**Supplied material:**
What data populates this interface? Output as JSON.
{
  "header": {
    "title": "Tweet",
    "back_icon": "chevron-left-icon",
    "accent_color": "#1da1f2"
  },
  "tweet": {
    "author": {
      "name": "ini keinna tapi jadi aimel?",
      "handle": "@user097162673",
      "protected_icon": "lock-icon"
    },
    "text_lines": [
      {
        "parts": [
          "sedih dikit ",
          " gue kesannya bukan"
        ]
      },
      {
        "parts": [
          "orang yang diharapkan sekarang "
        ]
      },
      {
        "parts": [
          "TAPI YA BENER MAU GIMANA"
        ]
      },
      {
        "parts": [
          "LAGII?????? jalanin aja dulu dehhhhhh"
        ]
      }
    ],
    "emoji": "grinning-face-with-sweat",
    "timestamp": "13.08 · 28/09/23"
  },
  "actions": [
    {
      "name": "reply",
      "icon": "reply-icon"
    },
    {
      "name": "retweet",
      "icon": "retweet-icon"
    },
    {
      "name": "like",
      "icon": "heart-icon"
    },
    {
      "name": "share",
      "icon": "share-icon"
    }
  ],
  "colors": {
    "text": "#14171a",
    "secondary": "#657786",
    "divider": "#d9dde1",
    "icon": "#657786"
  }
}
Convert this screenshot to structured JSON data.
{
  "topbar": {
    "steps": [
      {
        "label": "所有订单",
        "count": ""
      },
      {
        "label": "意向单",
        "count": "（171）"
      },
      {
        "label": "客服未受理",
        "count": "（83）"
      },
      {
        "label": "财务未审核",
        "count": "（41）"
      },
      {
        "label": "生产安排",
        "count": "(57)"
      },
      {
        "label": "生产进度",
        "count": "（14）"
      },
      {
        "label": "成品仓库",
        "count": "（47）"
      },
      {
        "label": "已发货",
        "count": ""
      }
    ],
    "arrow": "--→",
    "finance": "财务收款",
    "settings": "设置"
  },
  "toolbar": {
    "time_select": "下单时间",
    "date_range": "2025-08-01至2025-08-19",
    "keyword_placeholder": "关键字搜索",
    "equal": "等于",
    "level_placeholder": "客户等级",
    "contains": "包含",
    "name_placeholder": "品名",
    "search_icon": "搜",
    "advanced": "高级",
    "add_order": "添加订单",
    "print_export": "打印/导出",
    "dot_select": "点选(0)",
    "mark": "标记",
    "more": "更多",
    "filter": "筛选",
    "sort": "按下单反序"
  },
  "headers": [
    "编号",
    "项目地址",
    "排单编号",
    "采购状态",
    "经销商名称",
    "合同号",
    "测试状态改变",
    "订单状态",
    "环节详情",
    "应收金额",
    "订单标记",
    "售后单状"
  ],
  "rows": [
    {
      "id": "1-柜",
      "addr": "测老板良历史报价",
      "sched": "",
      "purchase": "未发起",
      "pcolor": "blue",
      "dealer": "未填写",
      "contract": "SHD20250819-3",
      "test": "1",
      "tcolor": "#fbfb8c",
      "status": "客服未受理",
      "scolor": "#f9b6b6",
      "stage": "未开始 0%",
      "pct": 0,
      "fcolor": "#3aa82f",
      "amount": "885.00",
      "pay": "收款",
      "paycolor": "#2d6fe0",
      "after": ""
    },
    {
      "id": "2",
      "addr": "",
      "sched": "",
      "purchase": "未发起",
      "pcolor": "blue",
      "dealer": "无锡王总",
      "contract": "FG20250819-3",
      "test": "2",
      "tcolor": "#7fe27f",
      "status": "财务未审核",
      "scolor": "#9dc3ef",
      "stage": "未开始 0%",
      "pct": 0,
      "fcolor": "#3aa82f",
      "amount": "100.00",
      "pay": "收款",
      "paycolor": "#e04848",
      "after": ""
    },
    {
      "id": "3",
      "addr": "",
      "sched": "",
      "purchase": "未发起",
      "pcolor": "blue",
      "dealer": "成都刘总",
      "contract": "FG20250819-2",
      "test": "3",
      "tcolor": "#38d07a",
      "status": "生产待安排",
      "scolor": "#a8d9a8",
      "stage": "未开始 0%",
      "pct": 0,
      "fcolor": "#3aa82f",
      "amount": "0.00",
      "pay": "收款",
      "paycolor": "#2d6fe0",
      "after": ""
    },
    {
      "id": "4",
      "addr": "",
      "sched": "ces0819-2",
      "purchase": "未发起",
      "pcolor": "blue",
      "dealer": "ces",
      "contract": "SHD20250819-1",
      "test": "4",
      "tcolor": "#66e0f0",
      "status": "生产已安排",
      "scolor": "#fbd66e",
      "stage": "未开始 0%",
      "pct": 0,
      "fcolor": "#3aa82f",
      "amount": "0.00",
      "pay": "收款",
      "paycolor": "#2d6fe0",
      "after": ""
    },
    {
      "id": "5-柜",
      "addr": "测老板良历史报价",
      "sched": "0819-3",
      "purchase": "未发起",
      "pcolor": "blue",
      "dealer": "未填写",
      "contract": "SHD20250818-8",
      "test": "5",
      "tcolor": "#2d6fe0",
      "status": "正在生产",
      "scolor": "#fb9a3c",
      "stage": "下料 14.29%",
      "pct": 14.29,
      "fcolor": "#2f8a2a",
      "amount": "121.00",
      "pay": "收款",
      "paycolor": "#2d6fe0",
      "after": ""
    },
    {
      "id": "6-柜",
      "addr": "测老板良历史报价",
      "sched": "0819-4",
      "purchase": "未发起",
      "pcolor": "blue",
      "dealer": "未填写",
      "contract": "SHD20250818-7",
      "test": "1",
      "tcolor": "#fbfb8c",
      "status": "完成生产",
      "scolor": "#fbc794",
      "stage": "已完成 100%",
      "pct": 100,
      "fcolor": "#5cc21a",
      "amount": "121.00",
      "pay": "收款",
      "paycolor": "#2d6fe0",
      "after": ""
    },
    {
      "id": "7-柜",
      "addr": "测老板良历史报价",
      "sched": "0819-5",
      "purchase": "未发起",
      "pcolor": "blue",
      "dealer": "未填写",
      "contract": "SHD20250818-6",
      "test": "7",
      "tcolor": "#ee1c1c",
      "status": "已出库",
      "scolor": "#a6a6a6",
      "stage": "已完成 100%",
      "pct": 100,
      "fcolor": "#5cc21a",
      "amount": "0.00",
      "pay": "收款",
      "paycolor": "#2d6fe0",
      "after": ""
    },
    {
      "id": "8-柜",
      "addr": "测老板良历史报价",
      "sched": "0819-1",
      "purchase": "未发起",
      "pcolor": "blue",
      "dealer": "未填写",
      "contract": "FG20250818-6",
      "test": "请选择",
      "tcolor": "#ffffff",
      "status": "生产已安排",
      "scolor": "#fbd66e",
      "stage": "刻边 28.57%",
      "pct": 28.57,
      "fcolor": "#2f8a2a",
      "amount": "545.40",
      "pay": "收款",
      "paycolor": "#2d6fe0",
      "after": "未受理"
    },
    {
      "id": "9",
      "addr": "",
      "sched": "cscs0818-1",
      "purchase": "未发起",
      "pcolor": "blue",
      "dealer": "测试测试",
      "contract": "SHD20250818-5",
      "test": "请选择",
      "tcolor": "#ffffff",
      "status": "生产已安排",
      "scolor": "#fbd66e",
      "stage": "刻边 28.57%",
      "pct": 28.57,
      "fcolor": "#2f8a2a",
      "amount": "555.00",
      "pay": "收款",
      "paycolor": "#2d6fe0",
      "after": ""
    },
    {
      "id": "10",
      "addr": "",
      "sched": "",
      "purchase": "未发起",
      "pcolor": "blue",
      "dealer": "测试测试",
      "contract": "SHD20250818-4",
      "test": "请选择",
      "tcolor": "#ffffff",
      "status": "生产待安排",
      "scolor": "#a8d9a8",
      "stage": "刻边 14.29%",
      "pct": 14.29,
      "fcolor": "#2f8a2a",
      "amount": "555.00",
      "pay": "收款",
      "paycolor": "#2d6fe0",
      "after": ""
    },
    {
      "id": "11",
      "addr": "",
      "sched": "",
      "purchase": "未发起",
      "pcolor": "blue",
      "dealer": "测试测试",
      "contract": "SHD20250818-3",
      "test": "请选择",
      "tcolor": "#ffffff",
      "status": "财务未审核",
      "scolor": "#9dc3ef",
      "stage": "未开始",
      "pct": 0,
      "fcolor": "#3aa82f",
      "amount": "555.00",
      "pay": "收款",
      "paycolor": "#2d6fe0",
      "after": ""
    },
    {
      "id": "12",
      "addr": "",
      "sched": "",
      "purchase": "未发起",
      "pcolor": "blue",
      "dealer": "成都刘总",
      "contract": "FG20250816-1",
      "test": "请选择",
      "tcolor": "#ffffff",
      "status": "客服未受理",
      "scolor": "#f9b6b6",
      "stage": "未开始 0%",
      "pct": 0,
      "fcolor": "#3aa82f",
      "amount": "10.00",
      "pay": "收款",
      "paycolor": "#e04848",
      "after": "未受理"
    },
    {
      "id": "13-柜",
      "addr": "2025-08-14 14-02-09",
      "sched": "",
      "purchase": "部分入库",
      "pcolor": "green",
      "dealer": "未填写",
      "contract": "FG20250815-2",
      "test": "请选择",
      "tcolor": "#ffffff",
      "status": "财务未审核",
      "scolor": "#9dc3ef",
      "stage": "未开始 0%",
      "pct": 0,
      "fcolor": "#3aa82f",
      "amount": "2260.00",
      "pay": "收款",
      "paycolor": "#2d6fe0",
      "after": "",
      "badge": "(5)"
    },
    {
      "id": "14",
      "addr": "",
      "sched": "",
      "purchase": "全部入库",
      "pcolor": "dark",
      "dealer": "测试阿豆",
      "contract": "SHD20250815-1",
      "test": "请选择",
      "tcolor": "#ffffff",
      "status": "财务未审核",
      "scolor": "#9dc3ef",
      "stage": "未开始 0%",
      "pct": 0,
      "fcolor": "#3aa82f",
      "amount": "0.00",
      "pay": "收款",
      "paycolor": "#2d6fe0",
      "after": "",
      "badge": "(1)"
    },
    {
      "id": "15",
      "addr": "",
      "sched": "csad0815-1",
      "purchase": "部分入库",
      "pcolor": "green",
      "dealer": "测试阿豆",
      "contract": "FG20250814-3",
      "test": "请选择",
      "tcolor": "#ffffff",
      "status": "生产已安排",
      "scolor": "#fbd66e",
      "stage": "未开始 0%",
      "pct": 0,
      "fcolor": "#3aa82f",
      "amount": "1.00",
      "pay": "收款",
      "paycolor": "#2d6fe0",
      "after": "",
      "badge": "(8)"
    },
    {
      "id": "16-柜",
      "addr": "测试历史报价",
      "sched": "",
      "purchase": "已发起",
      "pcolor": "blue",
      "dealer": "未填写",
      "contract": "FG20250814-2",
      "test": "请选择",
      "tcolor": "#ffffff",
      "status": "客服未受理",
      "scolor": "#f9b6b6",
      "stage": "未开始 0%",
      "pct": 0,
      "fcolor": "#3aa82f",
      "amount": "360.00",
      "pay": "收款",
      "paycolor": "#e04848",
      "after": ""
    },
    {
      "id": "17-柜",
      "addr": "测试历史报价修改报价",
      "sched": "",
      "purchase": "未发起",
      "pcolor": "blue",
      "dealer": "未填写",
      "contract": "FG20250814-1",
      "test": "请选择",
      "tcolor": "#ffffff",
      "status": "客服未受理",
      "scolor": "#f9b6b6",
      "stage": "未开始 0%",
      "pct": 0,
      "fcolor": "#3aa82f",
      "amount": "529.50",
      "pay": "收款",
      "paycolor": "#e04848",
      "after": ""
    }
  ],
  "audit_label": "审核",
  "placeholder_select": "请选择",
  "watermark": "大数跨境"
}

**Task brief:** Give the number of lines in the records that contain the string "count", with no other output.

**Response:** 8